Who’s seen a kohlrabi before? Who’s even heard of kohlrabi before? I definitely had not before I started getting a CSA box a few years ago. This funny looking vegetable is part of the Brassica family, along with collard greens and Brussels sprouts. It has a crisp, almost crunchy texture, and a light, refreshing flavor. Once the tough outer layer is peeled away, the white flesh can be used similarly to turnips, potatoes, or jicama. The leaves can also be prepared just like any other dark, leafy, green. Nothing wasted!
A cup of raw, diced kohlrabi contains 8 grams of carbohydrates, 4 grams of sugars, 2 grams of protein, 0 fat, and just 36 calories.
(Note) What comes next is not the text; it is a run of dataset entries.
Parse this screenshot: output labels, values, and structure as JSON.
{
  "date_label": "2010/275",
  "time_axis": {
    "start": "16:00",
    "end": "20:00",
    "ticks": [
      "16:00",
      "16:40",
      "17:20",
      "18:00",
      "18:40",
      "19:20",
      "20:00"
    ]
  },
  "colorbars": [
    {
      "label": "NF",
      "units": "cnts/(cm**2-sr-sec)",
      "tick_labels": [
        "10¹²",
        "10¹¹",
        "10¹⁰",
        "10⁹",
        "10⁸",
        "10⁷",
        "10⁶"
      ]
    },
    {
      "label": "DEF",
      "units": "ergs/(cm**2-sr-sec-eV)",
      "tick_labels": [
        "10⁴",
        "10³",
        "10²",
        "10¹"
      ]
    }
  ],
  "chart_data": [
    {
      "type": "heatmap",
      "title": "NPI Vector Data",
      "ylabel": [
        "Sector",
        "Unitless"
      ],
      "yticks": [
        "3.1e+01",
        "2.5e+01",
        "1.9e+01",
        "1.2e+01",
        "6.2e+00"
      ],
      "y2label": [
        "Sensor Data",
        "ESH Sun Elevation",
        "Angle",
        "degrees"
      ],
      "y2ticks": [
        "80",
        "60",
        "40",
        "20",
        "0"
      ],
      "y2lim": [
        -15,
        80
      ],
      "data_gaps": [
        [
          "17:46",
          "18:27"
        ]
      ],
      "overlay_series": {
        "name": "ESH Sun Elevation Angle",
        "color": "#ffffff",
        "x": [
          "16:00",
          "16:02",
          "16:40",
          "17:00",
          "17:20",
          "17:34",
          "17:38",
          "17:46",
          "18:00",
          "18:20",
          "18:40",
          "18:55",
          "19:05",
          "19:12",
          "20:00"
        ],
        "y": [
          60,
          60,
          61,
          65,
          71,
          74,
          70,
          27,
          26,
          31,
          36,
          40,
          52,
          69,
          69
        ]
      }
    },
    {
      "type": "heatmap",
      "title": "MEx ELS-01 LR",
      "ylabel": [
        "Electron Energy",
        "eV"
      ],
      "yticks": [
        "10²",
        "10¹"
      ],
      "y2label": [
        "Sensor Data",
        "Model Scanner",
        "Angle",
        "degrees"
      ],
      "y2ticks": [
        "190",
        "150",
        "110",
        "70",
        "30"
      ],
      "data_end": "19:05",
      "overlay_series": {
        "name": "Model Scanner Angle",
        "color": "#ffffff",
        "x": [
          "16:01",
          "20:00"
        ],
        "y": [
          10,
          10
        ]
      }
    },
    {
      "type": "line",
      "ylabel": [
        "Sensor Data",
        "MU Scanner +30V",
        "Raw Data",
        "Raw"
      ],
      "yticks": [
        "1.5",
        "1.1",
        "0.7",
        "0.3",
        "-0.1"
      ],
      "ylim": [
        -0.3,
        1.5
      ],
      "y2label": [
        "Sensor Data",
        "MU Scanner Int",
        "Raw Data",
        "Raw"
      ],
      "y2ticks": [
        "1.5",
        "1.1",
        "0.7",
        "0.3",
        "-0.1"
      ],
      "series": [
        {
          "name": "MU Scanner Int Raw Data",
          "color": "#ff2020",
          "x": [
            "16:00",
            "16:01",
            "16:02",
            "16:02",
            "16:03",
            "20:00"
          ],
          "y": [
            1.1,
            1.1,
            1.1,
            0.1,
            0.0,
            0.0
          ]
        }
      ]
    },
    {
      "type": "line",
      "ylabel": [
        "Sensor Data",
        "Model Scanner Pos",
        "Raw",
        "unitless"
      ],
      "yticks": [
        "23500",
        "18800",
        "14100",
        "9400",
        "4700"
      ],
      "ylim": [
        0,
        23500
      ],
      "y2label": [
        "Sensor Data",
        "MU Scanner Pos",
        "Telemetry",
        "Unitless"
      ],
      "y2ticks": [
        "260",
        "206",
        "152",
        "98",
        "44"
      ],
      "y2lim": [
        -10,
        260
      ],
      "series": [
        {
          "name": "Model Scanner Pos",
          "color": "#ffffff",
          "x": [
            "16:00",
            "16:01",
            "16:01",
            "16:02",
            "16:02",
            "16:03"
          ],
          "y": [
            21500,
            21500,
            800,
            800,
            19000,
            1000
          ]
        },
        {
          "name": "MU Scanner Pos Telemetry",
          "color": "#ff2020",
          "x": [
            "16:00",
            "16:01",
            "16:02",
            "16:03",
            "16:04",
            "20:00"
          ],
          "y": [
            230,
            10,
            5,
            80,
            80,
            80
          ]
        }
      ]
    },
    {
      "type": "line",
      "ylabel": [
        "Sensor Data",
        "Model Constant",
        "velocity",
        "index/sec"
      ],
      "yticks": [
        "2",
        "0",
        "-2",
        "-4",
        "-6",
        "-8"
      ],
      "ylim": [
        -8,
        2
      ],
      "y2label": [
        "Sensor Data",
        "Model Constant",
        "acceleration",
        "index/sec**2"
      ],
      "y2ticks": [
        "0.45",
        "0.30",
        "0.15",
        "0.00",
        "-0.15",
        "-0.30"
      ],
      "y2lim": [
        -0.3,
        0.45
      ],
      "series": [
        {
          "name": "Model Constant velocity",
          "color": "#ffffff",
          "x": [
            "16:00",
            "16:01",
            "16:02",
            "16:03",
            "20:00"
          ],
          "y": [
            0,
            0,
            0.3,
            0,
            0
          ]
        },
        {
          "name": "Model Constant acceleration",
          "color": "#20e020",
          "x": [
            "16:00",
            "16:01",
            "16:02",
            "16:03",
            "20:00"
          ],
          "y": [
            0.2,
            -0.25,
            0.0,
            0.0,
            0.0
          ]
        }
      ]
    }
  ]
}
And don’t let the white flesh be deceiving. Kohlrabi contains over 5% DV of vitamin B6, potassium, copper, manganese, magnesium, and phosphorus. It packs almost 20% DV of fiber and 140% DV of vitamin C.
Kohlrabi is a great way to bulk up meals. The high nutrient density and fiber keep the digestive system regulated. Fibrous foods also aid in feeling full, which can benefit weight maintenance. The variety of vitamins, minerals, and phytochemicals protect against toxins and cancers. Enjoy kohlrabi either cooked or raw, though the chemopreventive qualities may be higher in the raw flesh.
If you see kohlrabi pop up at your local farmer’s market, give it a try in one of these fun recipes:
- Kohlrabi Home Fries // NY Times
- Thai Inspired Kohlrabi Slaw // Spicie Foodie
- Crunchy and Refreshing Kohlrabi Salad // The Healthy Foodie
- Kohlrabi and Leek Soup // Dishing up the Dirt
- Roasted Potato and Kohlrabi Salad // Sweet Phi